The residents who see these doctors do so for a number of reasons. Some use and trade the narcotics to sustain their own habit. Some, mostly elderly individuals on fixed incomes, sell the medications outright in order to survive or sustain the lifestyle they lived prior to retirement or the death of a spouse.
"You would be amazed to find out how many little old ladies are selling their script to make sure their grandkids get school clothes," said the same addict. "It's sad because you can tell they're good people and they end up dealing with some really shady characters and even worse, when the junkie gets popped, he's more than ready to give granny to the cops."
According to the approximately 15 daily drug users interviewed by the Sun Advocate for these articles, drug use of all types has increased or remained the same concerning every type of substance available. Some of those interviewed have been using since the 1960s.
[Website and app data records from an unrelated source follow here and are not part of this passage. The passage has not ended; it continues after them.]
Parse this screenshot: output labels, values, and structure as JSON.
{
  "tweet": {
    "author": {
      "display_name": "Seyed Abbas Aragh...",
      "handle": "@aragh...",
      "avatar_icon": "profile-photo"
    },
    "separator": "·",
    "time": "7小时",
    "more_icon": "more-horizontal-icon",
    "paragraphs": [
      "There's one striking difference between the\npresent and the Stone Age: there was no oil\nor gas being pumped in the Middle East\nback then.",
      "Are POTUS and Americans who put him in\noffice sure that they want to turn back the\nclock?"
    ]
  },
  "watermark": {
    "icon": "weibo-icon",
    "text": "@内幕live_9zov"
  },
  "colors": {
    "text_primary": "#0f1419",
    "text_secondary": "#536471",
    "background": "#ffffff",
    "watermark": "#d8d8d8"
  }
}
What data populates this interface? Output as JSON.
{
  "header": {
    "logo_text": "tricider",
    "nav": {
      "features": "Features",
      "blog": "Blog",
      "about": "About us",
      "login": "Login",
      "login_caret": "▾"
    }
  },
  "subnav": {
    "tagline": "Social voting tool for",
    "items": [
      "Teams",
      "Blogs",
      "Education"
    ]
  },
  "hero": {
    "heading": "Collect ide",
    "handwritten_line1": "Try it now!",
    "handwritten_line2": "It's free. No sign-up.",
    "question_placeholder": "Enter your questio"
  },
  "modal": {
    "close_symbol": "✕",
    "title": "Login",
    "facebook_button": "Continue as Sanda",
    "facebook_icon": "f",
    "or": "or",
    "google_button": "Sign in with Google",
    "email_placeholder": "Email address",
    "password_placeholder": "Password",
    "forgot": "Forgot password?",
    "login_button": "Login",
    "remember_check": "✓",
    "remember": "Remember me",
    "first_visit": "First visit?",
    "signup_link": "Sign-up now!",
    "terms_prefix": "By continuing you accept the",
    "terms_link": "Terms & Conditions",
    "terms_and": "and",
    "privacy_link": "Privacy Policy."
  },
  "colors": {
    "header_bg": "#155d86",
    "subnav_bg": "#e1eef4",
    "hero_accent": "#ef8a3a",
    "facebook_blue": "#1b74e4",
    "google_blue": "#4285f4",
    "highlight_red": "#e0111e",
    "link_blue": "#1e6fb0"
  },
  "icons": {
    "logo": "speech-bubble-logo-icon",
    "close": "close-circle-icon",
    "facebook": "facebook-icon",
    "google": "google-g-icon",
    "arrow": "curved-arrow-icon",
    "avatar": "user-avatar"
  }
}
And while the community continues to struggle, searching for a reasonable solution to a Goliath-sized problem, people are suffering and dying.
"Opiate overdoses have increased in the state of Utah by 400 percent," said Dolan of Four Corners, a non-profit outpatient treatment facility which operates in Eastern Utah. Showing that Carbon County is not unique in terms of increasing death due to drugs.
The increase in mortality comes at the medical and treatment professions from more than just one angle as well. Once opiates are teamed with methamphetamine or pharmaceuticals like Adderall and Ritalin, everyday use is a recipe for an obituary. And most treatment professionals agree that at least half of their patients use multiple substances daily.
"What bothers me is the stigma that people associate with drug addicts, especially those addicted to opiates," said Dolan. "People have a predisposition to addiction. It's an illness and has been known as such for some time and yet people continue to view it as a moral weakness."
The prejudice Dolan speaks of is only one obstacle in a labyrinth that makes it nearly impossible for most addicts to break away from the cycle that is killing them.
A story told by a family member of a now-deceased county resident goes like this:
A young man ruptures his spleen at the age of 13. He is hospitalized for a month and is away from school for two. He is given morphine and Percocet the entire time. One day he forgets to take his morning ration of medication and gets incredibly ill. His mind connects the sickness he feels with his lack of medication. His addiction is born. He begins abusing the pills and does so all through high school. He never attends college and is caught doctor shopping and forging prescriptions when he is 19. He pleads the charges down but is still convicted as a felon. No jail time, no treatment, just a felony record and probation.
The felony record ensures that he cannot find work that would pay a living wage. The probation ensures that he eventually sees jail and then prison time. He gets treatment at the Utah State Prison but fails to stay clean once getting out. He never works again, spirals downward and is dead by the age of 25.
While the beginning of this cycle can be attributed to the predisposition which Dolan spoke of, the lack of any detox or inpatient facility in Carbon County leaves many without a glimmer of hope for treatment. That is, unless the addict's family can afford a three to four hundred dollar-a-day private-pay inpatient facility.
Dolan explained that legislative funding for small, affordable inpatient facilities is being cut at both the state and federal levels. The Serenity House in Ogden, which was the main treatment center used by Four Corners for inpatient treatment, has closed its doors due to such cuts. All taxpayers then pay the cost of addiction in the form of increased crime incarceration costs.
Future articles will explore the barriers to detox and inpatient facilities, speak with doctors trying revolutionary treatments, and hear from a large group of those who still abuse despite the cost.